It’s worth it, though. The Bairro Alto is a fun, narrow neighborhood made up of tiny bars and restaurants. The bars are sometimes so small that there’s nowhere to drink inside, but that’s okay: everyone drinks outside in this neighborhood. So, grab a cheap beer or a caipirinha and head out into the streets with everyone else.
Day 3: Príncipe Real & Almada
Your trip to Lisbon is starting to come to an end, but don’t worry: it’s not over yet. You still have a day left, and there are plenty of ways to fill it.
As always, the day starts with a coffee. If you’ve been sticking to pastéis de nata as your cake of choice, why not try something else this morning?

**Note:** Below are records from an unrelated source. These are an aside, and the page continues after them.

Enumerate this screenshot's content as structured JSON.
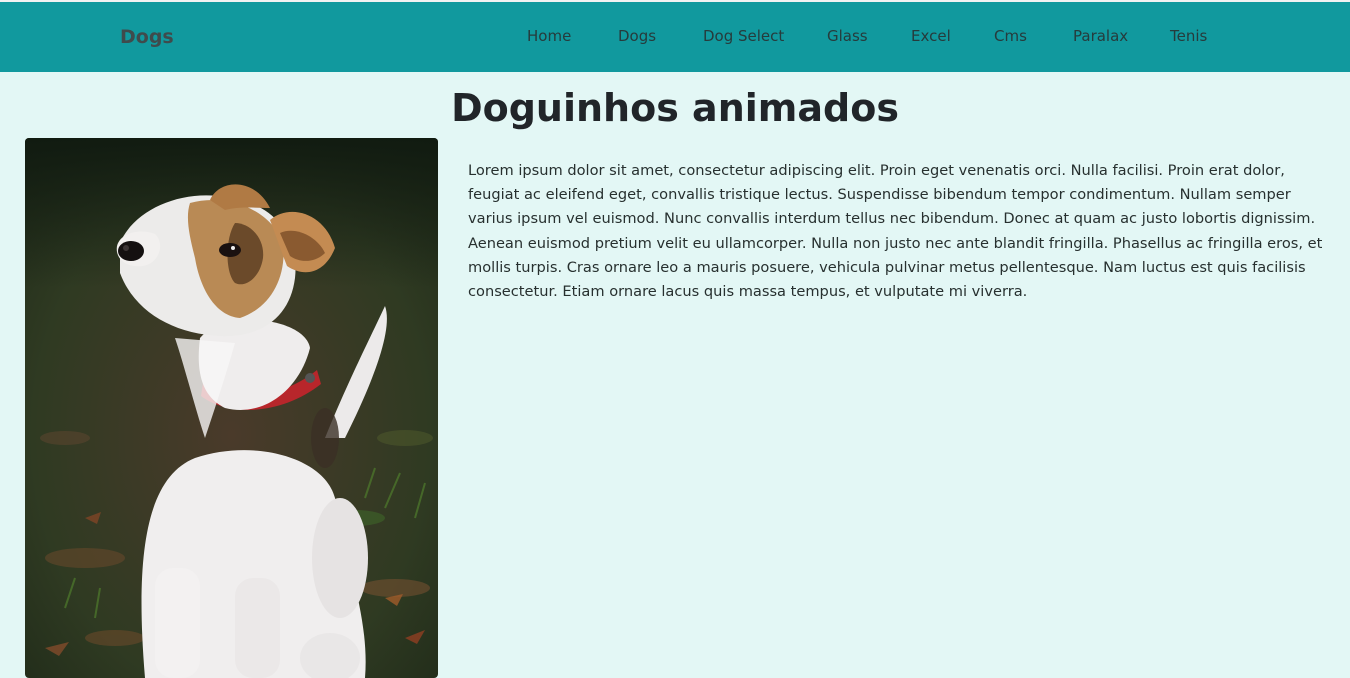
{
  "navbar": {
    "brand": "Dogs",
    "links": [
      "Home",
      "Dogs",
      "Dog Select",
      "Glass",
      "Excel",
      "Cms",
      "Paralax",
      "Tenis"
    ]
  },
  "main": {
    "title": "Doguinhos animados",
    "image_alt": "puppy photo",
    "paragraph": "Lorem ipsum dolor sit amet, consectetur adipiscing elit. Proin eget venenatis orci. Nulla facilisi. Proin erat dolor, feugiat ac eleifend eget, convallis tristique lectus. Suspendisse bibendum tempor condimentum. Nullam semper varius ipsum vel euismod. Nunc convallis interdum tellus nec bibendum. Donec at quam ac justo lobortis dignissim. Aenean euismod pretium velit eu ullamcorper. Nulla non justo nec ante blandit fringilla. Phasellus ac fringilla eros, et mollis turpis. Cras ornare leo a mauris posuere, vehicula pulvinar metus pellentesque. Nam luctus est quis facilisis consectetur. Etiam ornare lacus quis massa tempus, et vulputate mi viverra."
  },
  "colors": {
    "navbar": "#11999e",
    "background": "#e3f7f5",
    "text": "#212529"
  }
}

Personal recommendations include bolo arroz, queque, and pão de deus, but many Portuguese people prefer something simpler like buttered slices of toast (torrada com manteiga) and a milky coffee like a galão.
Then, it’s time to make the most of your last day in Lisbon. The last day of any trip is often a shopping day, so start your day in one of Lisbon’s best shopping neighborhoods: Príncipe Real.

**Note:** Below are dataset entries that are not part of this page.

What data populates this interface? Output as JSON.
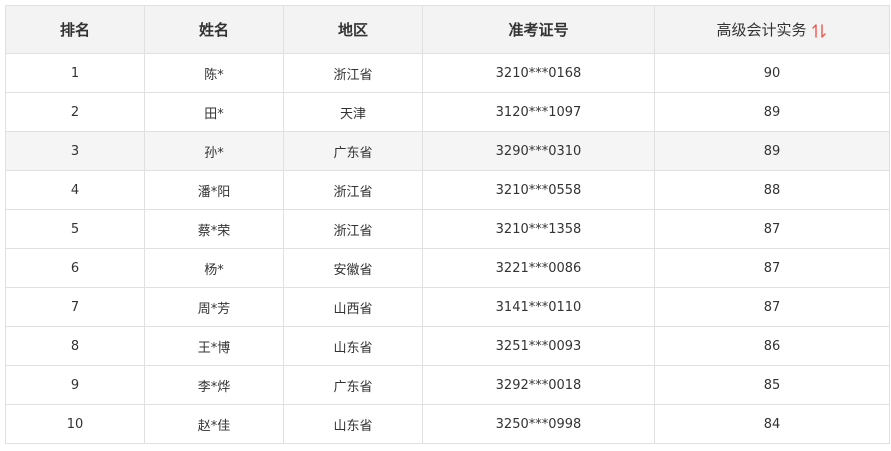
{
  "table": {
    "headers": [
      "排名",
      "姓名",
      "地区",
      "准考证号",
      "高级会计实务"
    ],
    "sort_icon": "sort-arrows-icon",
    "accent_color": "#e8584f",
    "rows": [
      [
        "1",
        "陈*",
        "浙江省",
        "3210***0168",
        "90"
      ],
      [
        "2",
        "田*",
        "天津",
        "3120***1097",
        "89"
      ],
      [
        "3",
        "孙*",
        "广东省",
        "3290***0310",
        "89"
      ],
      [
        "4",
        "潘*阳",
        "浙江省",
        "3210***0558",
        "88"
      ],
      [
        "5",
        "蔡*荣",
        "浙江省",
        "3210***1358",
        "87"
      ],
      [
        "6",
        "杨*",
        "安徽省",
        "3221***0086",
        "87"
      ],
      [
        "7",
        "周*芳",
        "山西省",
        "3141***0110",
        "87"
      ],
      [
        "8",
        "王*博",
        "山东省",
        "3251***0093",
        "86"
      ],
      [
        "9",
        "李*烨",
        "广东省",
        "3292***0018",
        "85"
      ],
      [
        "10",
        "赵*佳",
        "山东省",
        "3250***0998",
        "84"
      ]
    ]
  }
}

Home to boutique clothing stores, delis, and concept stores, this is the perfect place to pick up a new outfit or a gift for someone back home. In between all of these shops, there are plenty of great cafés where you can grab a bica (espresso) if you need to refuel yourself.
Head down from Príncipe Real into Chiado, another of Lisbon’s popular shopping neighborhoods. As you do, you’ll pass one of Lisbon’s best miradouros: the Miradouro de São Pedro de Alcântara.
With fantastic views over Baixa, and with the skyline of São Jorge Castle in the background, it’s the perfect place to get those all-important selfies of your trip.
For lunch, and the afternoon, we’re going to head over to Almada on the other side of the Tagus river. Here, you’ll find plenty of great restaurants including several seafood restaurants that are located right on the water.
Ponto Final, in particular, is an extremely popular lunch venue for its views of Lisbon and its precarious seating arrangements. The food, which typically comprises of seafood dishes like arroz de tamboril (monkfish rice), sardinhas assadas (grilled sardines), and grilled fish, is a great example of typical Portuguese fish dishes.
To get to Almada, simply head to Cais do Sodré and take the ferry to Cacilhas.
Being in Almada, on the other side of the river, will give you a completely different perspective of Lisbon and, all along the river, you’ll get some fantastic views of the city.
For the best view, though, you really should climb up the Cristo Rei statue. You’ve probably seen this statue before: it’s the one that looks like the Christ the Redeemer statue in Brazil.
To get to the statue, take the 101 service from Cacilhas bus station. Buses normally depart every half an hour and will take you back to Cacilhas where you’ll get the ferry back to Cais do Sodré.
You’ll probably be feeling exceptionally sad that you’re leaving Lisbon so soon, which is the perfect mood to go and experience fado.
Fado is a traditional type of Portuguese music that can be upbeat but is often very soulful and mournful. It tends to focus on ‘saudade’ or longing, something you’ll be feeling for Lisbon even though you haven’t left yet.
You’ll find Fado houses all over Lisbon, but the best and most traditional neighborhood to experience fado in is Alfama. It’s usually best to skip the fado houses that offer dinner and a show, as the food is often disappointing and that’s definitely not how you want to remember Portuguese food. One place that lets you watch performances without needing to buy food is A Tasca do Chico on Rua dos Remédios in Alfama.
Before that, though, you’ll need something to eat. Alfama has plenty of bars that offer petiscos, which are essentially the Portuguese equivalent of tapas. These are small plates that are great for sharing, and easy to pick at while you enjoy a glass of wine or beer.
Petiscos that are particularly worth looking out for include chouriço assado, pastéis de bacalhau, salada de polvo, pica-pau, and Serra da Estrela cheese.
After that, it’s onto a fado house for your last taste of Lisbon before you head home.
Would you like to suggest any other things to do in Lisbon? Leave your tips below!